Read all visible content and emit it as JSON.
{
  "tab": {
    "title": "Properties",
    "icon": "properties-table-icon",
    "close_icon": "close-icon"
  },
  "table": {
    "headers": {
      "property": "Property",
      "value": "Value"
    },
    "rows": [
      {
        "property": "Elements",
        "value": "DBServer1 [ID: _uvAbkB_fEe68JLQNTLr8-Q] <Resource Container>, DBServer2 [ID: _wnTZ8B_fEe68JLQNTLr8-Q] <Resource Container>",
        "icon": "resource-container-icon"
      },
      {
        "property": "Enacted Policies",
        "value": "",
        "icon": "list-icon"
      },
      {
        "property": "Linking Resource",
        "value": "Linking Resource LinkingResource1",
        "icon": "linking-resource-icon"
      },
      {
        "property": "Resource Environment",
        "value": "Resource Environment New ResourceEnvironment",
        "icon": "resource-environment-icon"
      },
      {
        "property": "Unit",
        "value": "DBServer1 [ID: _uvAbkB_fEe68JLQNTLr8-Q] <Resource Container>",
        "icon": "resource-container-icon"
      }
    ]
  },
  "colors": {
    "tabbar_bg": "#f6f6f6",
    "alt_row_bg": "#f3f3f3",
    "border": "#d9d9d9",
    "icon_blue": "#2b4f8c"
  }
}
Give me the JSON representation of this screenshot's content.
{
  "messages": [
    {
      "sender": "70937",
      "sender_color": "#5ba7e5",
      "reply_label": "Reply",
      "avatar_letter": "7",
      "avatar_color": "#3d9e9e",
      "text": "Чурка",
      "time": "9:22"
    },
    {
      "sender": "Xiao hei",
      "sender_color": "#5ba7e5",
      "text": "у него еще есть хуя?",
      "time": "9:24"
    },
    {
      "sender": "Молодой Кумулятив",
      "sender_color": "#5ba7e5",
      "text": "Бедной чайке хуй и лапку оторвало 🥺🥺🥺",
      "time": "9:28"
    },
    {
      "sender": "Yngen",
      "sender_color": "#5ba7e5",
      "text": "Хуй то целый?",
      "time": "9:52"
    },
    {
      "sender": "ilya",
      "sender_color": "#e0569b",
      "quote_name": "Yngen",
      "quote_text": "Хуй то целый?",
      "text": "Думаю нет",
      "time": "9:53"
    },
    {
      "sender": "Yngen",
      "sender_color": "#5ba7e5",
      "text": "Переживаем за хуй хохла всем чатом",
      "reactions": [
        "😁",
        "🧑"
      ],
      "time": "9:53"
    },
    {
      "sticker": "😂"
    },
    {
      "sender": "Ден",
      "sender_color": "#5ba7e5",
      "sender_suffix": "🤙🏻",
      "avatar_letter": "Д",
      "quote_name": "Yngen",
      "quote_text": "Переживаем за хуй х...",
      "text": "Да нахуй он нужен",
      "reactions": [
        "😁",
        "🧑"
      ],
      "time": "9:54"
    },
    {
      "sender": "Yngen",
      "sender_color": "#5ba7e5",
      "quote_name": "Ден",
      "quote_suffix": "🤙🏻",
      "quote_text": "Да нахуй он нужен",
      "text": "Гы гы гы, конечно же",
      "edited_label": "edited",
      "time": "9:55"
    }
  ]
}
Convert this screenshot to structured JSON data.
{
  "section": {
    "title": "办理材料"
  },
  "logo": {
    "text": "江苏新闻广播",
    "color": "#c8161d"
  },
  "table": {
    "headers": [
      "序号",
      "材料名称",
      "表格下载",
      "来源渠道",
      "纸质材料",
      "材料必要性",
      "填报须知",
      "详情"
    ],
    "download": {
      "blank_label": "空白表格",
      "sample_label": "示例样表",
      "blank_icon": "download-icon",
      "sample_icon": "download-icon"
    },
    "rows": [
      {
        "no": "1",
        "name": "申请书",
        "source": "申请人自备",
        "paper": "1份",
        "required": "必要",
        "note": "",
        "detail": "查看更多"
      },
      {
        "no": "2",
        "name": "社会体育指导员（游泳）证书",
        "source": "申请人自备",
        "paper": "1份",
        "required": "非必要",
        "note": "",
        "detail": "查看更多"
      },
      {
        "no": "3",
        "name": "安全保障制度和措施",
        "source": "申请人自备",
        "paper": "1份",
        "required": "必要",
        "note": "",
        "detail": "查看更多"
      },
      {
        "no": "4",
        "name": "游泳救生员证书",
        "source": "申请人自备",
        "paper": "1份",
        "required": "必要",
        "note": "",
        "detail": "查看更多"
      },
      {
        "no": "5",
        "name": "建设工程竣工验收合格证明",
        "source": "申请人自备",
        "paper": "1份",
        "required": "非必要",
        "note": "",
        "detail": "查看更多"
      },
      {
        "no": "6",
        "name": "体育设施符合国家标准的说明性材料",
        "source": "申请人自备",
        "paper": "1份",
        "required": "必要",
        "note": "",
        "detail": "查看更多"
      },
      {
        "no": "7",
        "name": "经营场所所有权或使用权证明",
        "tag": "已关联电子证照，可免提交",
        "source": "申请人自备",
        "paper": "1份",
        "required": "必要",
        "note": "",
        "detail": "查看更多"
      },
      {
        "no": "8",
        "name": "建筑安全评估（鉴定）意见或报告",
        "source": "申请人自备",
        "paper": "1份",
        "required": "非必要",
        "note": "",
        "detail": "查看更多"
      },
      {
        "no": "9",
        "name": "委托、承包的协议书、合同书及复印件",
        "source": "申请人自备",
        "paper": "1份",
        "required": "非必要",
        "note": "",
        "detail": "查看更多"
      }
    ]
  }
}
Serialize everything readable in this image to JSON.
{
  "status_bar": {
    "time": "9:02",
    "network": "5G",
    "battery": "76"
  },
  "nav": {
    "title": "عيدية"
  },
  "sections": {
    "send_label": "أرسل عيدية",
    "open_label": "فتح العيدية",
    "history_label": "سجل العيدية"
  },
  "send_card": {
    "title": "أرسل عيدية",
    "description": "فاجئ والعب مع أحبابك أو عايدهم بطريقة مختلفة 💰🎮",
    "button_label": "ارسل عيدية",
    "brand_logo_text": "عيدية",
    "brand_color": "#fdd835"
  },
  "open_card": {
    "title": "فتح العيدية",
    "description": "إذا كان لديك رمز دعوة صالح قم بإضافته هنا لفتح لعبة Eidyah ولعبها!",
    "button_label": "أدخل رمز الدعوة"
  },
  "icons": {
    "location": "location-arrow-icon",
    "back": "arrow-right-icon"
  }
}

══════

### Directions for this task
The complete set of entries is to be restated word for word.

### Result of this exercise
Read all visible content and emit it as JSON.
{
  "tab": {
    "title": "Properties",
    "icon": "properties-table-icon",
    "close_icon": "close-icon"
  },
  "table": {
    "headers": {
      "property": "Property",
      "value": "Value"
    },
    "rows": [
      {
        "property": "Elements",
        "value": "DBServer1 [ID: _uvAbkB_fEe68JLQNTLr8-Q] <Resource Container>, DBServer2 [ID: _wnTZ8B_fEe68JLQNTLr8-Q] <Resource Container>",
        "icon": "resource-container-icon"
      },
      {
        "property": "Enacted Policies",
        "value": "",
        "icon": "list-icon"
      },
      {
        "property": "Linking Resource",
        "value": "Linking Resource LinkingResource1",
        "icon": "linking-resource-icon"
      },
      {
        "property": "Resource Environment",
        "value": "Resource Environment New ResourceEnvironment",
        "icon": "resource-environment-icon"
      },
      {
        "property": "Unit",
        "value": "DBServer1 [ID: _uvAbkB_fEe68JLQNTLr8-Q] <Resource Container>",
        "icon": "resource-container-icon"
      }
    ]
  },
  "colors": {
    "tabbar_bg": "#f6f6f6",
    "alt_row_bg": "#f3f3f3",
    "border": "#d9d9d9",
    "icon_blue": "#2b4f8c"
  }
}
Give me the JSON representation of this screenshot's content.
{
  "messages": [
    {
      "sender": "70937",
      "sender_color": "#5ba7e5",
      "reply_label": "Reply",
      "avatar_letter": "7",
      "avatar_color": "#3d9e9e",
      "text": "Чурка",
      "time": "9:22"
    },
    {
      "sender": "Xiao hei",
      "sender_color": "#5ba7e5",
      "text": "у него еще есть хуя?",
      "time": "9:24"
    },
    {
      "sender": "Молодой Кумулятив",
      "sender_color": "#5ba7e5",
      "text": "Бедной чайке хуй и лапку оторвало 🥺🥺🥺",
      "time": "9:28"
    },
    {
      "sender": "Yngen",
      "sender_color": "#5ba7e5",
      "text": "Хуй то целый?",
      "time": "9:52"
    },
    {
      "sender": "ilya",
      "sender_color": "#e0569b",
      "quote_name": "Yngen",
      "quote_text": "Хуй то целый?",
      "text": "Думаю нет",
      "time": "9:53"
    },
    {
      "sender": "Yngen",
      "sender_color": "#5ba7e5",
      "text": "Переживаем за хуй хохла всем чатом",
      "reactions": [
        "😁",
        "🧑"
      ],
      "time": "9:53"
    },
    {
      "sticker": "😂"
    },
    {
      "sender": "Ден",
      "sender_color": "#5ba7e5",
      "sender_suffix": "🤙🏻",
      "avatar_letter": "Д",
      "quote_name": "Yngen",
      "quote_text": "Переживаем за хуй х...",
      "text": "Да нахуй он нужен",
      "reactions": [
        "😁",
        "🧑"
      ],
      "time": "9:54"
    },
    {
      "sender": "Yngen",
      "sender_color": "#5ba7e5",
      "quote_name": "Ден",
      "quote_suffix": "🤙🏻",
      "quote_text": "Да нахуй он нужен",
      "text": "Гы гы гы, конечно же",
      "edited_label": "edited",
      "time": "9:55"
    }
  ]
}
Convert this screenshot to structured JSON data.
{
  "section": {
    "title": "办理材料"
  },
  "logo": {
    "text": "江苏新闻广播",
    "color": "#c8161d"
  },
  "table": {
    "headers": [
      "序号",
      "材料名称",
      "表格下载",
      "来源渠道",
      "纸质材料",
      "材料必要性",
      "填报须知",
      "详情"
    ],
    "download": {
      "blank_label": "空白表格",
      "sample_label": "示例样表",
      "blank_icon": "download-icon",
      "sample_icon": "download-icon"
    },
    "rows": [
      {
        "no": "1",
        "name": "申请书",
        "source": "申请人自备",
        "paper": "1份",
        "required": "必要",
        "note": "",
        "detail": "查看更多"
      },
      {
        "no": "2",
        "name": "社会体育指导员（游泳）证书",
        "source": "申请人自备",
        "paper": "1份",
        "required": "非必要",
        "note": "",
        "detail": "查看更多"
      },
      {
        "no": "3",
        "name": "安全保障制度和措施",
        "source": "申请人自备",
        "paper": "1份",
        "required": "必要",
        "note": "",
        "detail": "查看更多"
      },
      {
        "no": "4",
        "name": "游泳救生员证书",
        "source": "申请人自备",
        "paper": "1份",
        "required": "必要",
        "note": "",
        "detail": "查看更多"
      },
      {
        "no": "5",
        "name": "建设工程竣工验收合格证明",
        "source": "申请人自备",
        "paper": "1份",
        "required": "非必要",
        "note": "",
        "detail": "查看更多"
      },
      {
        "no": "6",
        "name": "体育设施符合国家标准的说明性材料",
        "source": "申请人自备",
        "paper": "1份",
        "required": "必要",
        "note": "",
        "detail": "查看更多"
      },
      {
        "no": "7",
        "name": "经营场所所有权或使用权证明",
        "tag": "已关联电子证照，可免提交",
        "source": "申请人自备",
        "paper": "1份",
        "required": "必要",
        "note": "",
        "detail": "查看更多"
      },
      {
        "no": "8",
        "name": "建筑安全评估（鉴定）意见或报告",
        "source": "申请人自备",
        "paper": "1份",
        "required": "非必要",
        "note": "",
        "detail": "查看更多"
      },
      {
        "no": "9",
        "name": "委托、承包的协议书、合同书及复印件",
        "source": "申请人自备",
        "paper": "1份",
        "required": "非必要",
        "note": "",
        "detail": "查看更多"
      }
    ]
  }
}
Serialize everything readable in this image to JSON.
{
  "status_bar": {
    "time": "9:02",
    "network": "5G",
    "battery": "76"
  },
  "nav": {
    "title": "عيدية"
  },
  "sections": {
    "send_label": "أرسل عيدية",
    "open_label": "فتح العيدية",
    "history_label": "سجل العيدية"
  },
  "send_card": {
    "title": "أرسل عيدية",
    "description": "فاجئ والعب مع أحبابك أو عايدهم بطريقة مختلفة 💰🎮",
    "button_label": "ارسل عيدية",
    "brand_logo_text": "عيدية",
    "brand_color": "#fdd835"
  },
  "open_card": {
    "title": "فتح العيدية",
    "description": "إذا كان لديك رمز دعوة صالح قم بإضافته هنا لفتح لعبة Eidyah ولعبها!",
    "button_label": "أدخل رمز الدعوة"
  },
  "icons": {
    "location": "location-arrow-icon",
    "back": "arrow-right-icon"
  }
}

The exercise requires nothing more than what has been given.